Saturday, December 17, 2011

Why I'm Re-doing Faith that Makes Sense

I originally wrote Investigating Christianity in 1987 after a night when my wife and I shared our faith with a couple of guys at a campsite. They were super interested, and inclined to go further in exploring Jesus, but there was a problem: they were headed toward Alaska and we were headed home. I knew I would probably never see them again.

I wanted to have a piece I could put in their hands that would embody some of the most powerful approaches we typically use in Xenos, but could think of nothing. Most books for non-Christians rely on the historical arguments for the resurrection and related approaches, but I, for one, don't consider those very convincing in themselves. I know many have come to faith because of such arguments, and I use them myself as collaborating arguments. I just don't feel such arguments carry the day with truly skeptical thinkers.

That's when I decided to write my own book. Tyndale House later picked up the book, re-titled it, and sold a ton of them. That book has lead many to Christ. I know, because they email me telling me how they came to faith through reading the book.

I'm hoping this one, Discovering God, will be better. By selling it as a kindle, nook, or apple ebook for 99 cents (the cheapest allowed), I'm hoping people will just give it as a gift to someone they've been talking to, and ask them to check it out for later discussion. Instead of being something we only give people after they come to a Bible study, this might be good to give beforehand. The print version should come out within a week. It will be retailed at $3.99.

I was very impressed as a young believer by the argument from fulfilled prophecy, because I saw this is the Bible's own apologetic, used in the Old and New Testaments throughout.

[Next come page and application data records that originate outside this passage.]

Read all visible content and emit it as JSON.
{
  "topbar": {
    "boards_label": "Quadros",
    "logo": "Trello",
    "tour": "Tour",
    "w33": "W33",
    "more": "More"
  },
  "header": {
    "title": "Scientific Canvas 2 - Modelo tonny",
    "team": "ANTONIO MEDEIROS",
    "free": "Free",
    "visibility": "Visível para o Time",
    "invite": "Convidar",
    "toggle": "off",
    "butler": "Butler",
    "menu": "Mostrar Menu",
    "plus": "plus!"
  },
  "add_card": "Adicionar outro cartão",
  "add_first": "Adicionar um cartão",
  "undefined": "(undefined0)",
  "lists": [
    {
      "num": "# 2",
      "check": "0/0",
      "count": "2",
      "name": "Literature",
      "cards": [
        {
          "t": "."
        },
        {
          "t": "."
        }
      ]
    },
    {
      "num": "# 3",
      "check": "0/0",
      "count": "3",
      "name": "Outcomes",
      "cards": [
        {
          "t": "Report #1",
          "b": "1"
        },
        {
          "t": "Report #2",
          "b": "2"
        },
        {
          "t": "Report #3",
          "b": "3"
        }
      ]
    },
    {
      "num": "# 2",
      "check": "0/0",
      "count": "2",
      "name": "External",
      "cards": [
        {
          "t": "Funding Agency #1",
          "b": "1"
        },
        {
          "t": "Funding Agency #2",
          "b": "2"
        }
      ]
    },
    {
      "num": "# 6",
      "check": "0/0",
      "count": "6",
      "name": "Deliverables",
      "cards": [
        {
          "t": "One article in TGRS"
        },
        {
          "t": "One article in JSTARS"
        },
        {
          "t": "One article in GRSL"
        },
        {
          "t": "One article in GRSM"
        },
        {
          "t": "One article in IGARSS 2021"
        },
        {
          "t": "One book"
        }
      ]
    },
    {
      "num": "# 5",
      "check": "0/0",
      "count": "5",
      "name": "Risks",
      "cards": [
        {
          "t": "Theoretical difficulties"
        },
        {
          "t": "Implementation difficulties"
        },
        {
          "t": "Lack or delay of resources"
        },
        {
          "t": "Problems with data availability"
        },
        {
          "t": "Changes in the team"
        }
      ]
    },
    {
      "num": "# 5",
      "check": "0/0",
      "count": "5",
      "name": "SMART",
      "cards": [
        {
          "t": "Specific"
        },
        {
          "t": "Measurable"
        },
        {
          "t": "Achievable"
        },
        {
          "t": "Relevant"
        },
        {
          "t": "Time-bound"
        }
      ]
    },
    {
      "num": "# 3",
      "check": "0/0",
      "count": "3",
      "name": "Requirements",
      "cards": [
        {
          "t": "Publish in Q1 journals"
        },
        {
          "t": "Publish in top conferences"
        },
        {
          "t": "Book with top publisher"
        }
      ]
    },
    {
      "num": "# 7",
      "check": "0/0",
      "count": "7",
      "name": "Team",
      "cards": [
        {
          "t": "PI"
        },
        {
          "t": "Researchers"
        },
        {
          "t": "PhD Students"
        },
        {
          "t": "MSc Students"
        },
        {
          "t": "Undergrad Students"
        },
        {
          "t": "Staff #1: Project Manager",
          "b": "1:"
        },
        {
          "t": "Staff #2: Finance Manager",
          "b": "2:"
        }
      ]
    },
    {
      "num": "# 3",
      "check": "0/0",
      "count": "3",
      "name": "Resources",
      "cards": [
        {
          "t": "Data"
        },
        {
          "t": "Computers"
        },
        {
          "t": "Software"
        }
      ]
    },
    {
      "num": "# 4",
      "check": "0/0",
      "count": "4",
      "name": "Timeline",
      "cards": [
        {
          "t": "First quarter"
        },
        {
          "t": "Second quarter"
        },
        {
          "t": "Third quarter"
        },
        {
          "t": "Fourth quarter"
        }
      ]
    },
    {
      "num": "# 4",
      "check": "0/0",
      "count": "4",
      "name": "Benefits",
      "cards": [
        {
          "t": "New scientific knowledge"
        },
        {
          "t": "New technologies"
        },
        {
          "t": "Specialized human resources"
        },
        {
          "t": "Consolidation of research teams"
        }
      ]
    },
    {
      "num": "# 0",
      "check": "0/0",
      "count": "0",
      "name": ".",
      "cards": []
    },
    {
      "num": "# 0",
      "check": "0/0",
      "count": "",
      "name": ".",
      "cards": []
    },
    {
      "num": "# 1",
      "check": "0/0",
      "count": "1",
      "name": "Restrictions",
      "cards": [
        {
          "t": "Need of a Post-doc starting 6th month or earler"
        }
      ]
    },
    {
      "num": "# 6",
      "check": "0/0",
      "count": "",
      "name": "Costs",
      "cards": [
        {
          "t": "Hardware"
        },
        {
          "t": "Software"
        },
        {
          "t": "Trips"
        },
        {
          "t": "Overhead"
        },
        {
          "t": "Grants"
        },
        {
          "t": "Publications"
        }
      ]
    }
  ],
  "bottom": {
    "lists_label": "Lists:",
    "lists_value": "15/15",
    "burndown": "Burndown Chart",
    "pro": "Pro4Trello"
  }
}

Other evidential arguments are there as well, but far less frequently. In this piece, I've featured several of the best examples of fulfilled prophecy.

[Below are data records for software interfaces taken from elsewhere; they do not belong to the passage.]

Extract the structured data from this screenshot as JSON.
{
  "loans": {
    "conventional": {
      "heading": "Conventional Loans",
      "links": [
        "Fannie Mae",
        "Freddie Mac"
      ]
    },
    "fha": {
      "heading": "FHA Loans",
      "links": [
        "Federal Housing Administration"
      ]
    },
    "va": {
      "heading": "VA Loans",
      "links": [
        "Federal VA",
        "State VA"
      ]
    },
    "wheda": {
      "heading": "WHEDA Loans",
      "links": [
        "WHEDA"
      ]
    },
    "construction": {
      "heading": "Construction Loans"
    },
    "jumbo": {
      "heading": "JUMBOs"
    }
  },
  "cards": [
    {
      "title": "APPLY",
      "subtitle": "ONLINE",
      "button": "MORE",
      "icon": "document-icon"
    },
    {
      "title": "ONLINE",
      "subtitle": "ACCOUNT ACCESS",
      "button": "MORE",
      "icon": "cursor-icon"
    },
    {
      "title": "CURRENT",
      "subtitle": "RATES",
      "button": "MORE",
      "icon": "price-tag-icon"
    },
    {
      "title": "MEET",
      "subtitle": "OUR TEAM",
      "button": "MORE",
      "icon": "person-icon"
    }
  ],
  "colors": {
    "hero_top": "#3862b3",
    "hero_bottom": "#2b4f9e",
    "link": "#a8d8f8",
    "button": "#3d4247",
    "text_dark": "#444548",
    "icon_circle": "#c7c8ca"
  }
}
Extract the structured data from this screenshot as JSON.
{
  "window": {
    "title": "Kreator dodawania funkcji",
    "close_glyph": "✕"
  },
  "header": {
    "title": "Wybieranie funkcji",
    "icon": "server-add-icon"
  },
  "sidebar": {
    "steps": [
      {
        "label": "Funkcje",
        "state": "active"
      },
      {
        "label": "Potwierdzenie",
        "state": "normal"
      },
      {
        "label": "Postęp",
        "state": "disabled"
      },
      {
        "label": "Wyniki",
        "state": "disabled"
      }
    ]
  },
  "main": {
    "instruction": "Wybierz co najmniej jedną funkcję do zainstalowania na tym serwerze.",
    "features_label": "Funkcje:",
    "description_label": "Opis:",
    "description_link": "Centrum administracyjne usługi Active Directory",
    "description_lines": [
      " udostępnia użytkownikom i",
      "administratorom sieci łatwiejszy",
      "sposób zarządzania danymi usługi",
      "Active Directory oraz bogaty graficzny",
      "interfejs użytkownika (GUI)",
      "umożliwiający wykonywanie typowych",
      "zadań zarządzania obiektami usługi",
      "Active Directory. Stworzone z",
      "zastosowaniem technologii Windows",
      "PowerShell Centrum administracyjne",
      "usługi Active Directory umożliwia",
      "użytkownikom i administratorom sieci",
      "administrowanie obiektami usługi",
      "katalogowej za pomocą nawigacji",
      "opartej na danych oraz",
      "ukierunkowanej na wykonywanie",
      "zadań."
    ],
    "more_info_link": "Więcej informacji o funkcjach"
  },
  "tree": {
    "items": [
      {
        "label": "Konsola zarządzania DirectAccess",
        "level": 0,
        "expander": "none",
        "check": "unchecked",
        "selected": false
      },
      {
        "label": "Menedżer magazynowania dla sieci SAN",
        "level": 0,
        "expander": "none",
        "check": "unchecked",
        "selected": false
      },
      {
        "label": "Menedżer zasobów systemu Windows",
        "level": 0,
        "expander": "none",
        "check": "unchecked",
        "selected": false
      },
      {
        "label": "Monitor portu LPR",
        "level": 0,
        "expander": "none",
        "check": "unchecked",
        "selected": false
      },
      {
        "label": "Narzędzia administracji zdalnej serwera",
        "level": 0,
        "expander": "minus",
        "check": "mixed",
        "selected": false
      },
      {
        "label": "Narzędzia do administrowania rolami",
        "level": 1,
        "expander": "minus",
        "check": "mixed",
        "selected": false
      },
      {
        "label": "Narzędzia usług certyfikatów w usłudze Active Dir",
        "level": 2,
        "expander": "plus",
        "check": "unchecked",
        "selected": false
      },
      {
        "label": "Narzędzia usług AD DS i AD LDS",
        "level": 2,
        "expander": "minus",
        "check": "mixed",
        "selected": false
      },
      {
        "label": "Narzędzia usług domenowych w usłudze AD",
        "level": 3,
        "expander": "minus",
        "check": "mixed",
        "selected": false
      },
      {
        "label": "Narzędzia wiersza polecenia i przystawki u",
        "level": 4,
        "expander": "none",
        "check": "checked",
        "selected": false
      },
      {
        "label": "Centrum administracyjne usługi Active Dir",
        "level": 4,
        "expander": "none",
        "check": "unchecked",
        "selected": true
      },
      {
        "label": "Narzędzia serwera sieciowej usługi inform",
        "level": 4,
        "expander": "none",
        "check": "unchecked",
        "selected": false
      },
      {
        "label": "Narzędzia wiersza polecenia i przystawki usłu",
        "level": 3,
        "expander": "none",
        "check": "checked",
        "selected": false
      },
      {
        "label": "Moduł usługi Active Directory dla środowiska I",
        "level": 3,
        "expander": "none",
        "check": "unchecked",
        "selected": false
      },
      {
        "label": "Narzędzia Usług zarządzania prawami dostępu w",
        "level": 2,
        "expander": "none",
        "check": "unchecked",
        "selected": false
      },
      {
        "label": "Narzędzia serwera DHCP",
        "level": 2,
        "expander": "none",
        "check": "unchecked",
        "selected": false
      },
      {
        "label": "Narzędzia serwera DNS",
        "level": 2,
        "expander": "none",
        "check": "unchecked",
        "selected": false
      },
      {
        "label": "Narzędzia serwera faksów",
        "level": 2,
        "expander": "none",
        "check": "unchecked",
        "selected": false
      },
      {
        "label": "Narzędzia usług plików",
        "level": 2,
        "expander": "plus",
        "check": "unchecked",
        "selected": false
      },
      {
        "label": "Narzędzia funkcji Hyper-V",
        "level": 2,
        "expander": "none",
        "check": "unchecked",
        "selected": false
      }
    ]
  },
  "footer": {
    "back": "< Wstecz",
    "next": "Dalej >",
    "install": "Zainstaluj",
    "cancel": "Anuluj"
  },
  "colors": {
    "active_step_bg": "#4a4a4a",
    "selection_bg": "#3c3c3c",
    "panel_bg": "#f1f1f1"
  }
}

So why redo Faith Makes Sense, when it had a dozen printings and 150 thousand copies produced? Because all of that book is out of date today.

First, the style of writing in the early nineties is completely different than what people need today. Mostly because of the internet, today's prose is far more direct, punchy, and never wordy. People simply won't read as long as they use to. That's why I shortened the book by 20 thousand words.

Also, a number of the most persuasive arguments available today were not well understood twenty years ago. specifically, the argument from design as seen through abiogenesis and cosmological fine-tuning have really gained force in recent years.

In the next post I'll give some samples of the new material in Discovering God.

Finally, language changes every decade, and key words that were fine then are now ill-advised. I'm hoping that the wording in this new title will be accessible and will communicate clearly.